But there are reasons we believe investors should have a foothold in this market. Recovering oil and commodity prices are factors that have been bolstering key sectors of the economy.

Economic bloodline

When it comes to the oil market, the Organization of the Petroleum Exporting Countries (OPEC) provides the defensive line that protects the floor price (though it’s not always successful). Russia’s role is more along the lines of the creative “midfielder,” with the ability to create the odd surprise. Russia’s oil giants wear the “captain’s armband.”

Some of the Russian oil majors are applying cutting-edge technologies in their upstream projects as they seek to exploit hydrocarbons from hard-to-recover oil reserves. These companies are also enjoying special tax rates for the exploration of these hydrocarbons.

Steely resolve

The fundamentals for domestic steel producers are compelling.

Preparations for the World Cup included the construction of stadiums and connecting infrastructure made the most of Russian steel.3 Russian steel continues to command a domestic market premium as some mills shut down in China.

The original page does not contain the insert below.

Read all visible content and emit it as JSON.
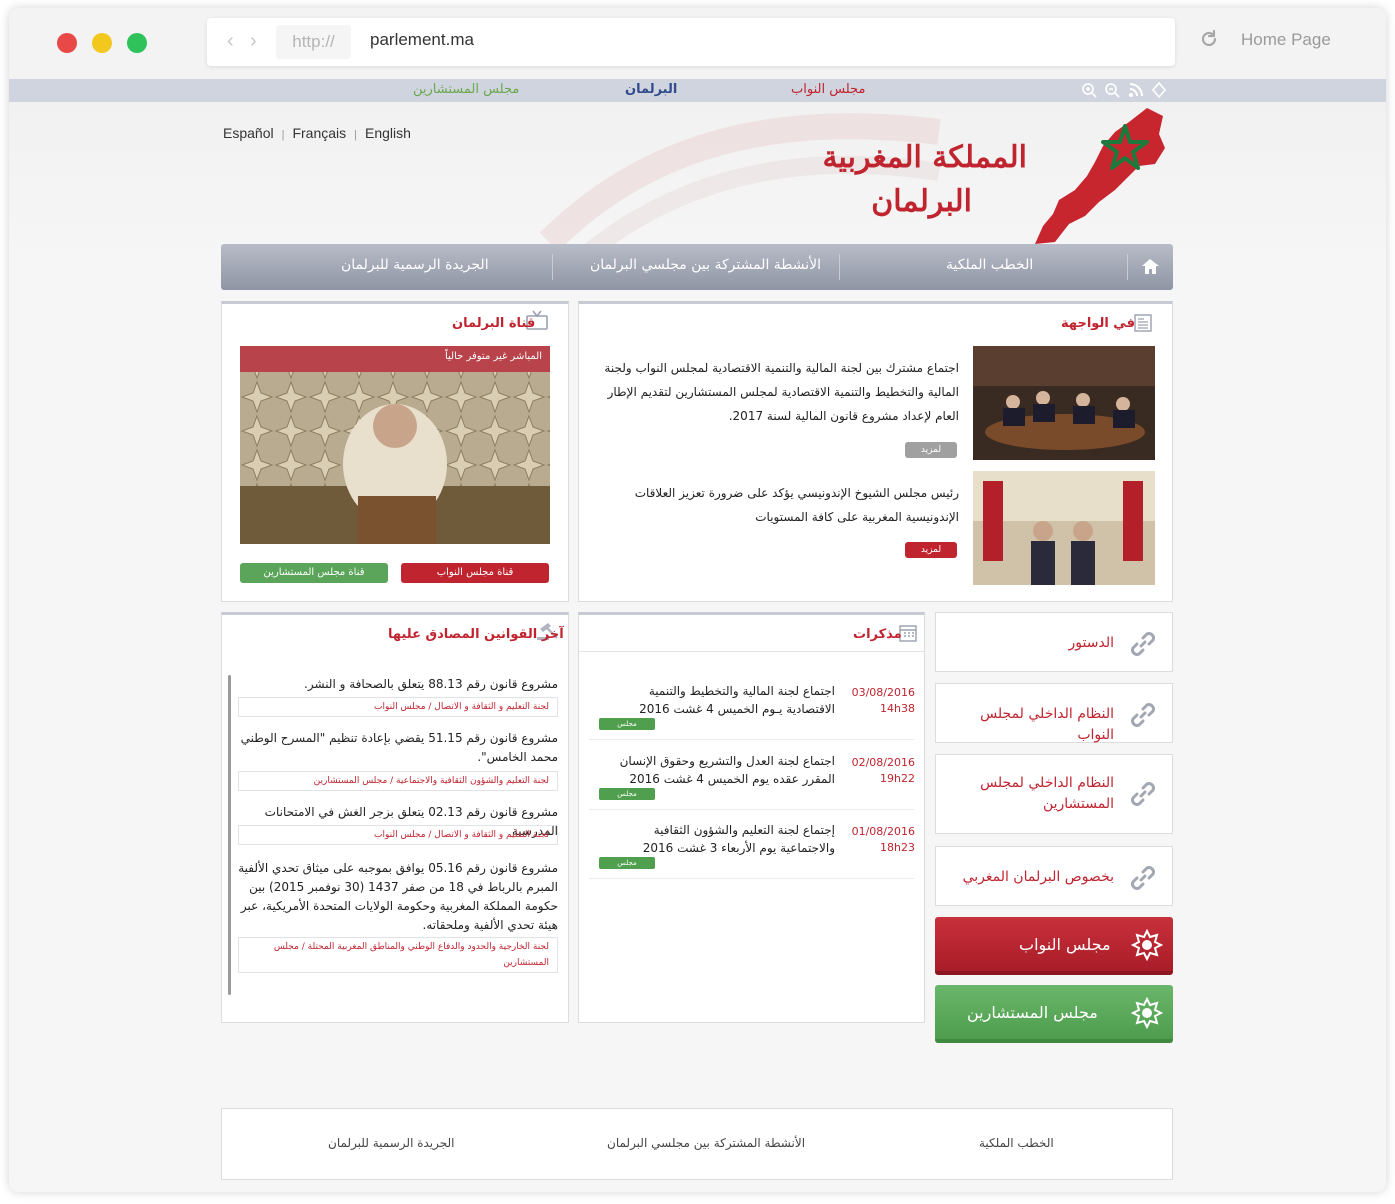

The industry’s outlook is favorable as average capacity utilization remains high. It’s expected to remain this way given the growing demand for rolled steel.

Investing in Russia remains challenging. Investors must muster steely resolve to keep “oligarch-risk” companies in their portfolios as the country faces increasingly difficult geopolitics and the threat of future sanctions.

As international investors in Russia, one thing is for certain. There is never a dull game.

1Transcript of the press conference on the release of the April 2018 World Economic Outlook, International Monetary Fund, 17 April 2018.

2‘International Reserves of the Russian Federation’, The Central Bank of the Russian Federation, 30 April 2018

3‘Russia transforms its infrastructure for World Cup’, World Steel Association, May 2018

Important Information

Foreign securities are more volatile, harder to price and less liquid than U.S. securities. They are subject to different accounting and regulatory standards, and political and economic risks. These risks are enhanced in emerging markets countries.

Trading in commodities entails a substantial risk of loss.

Image credit: Olga Popova / Shutterstock.com, Arkady Mazor / Shutterstock.com

ID: US-250718-69239-1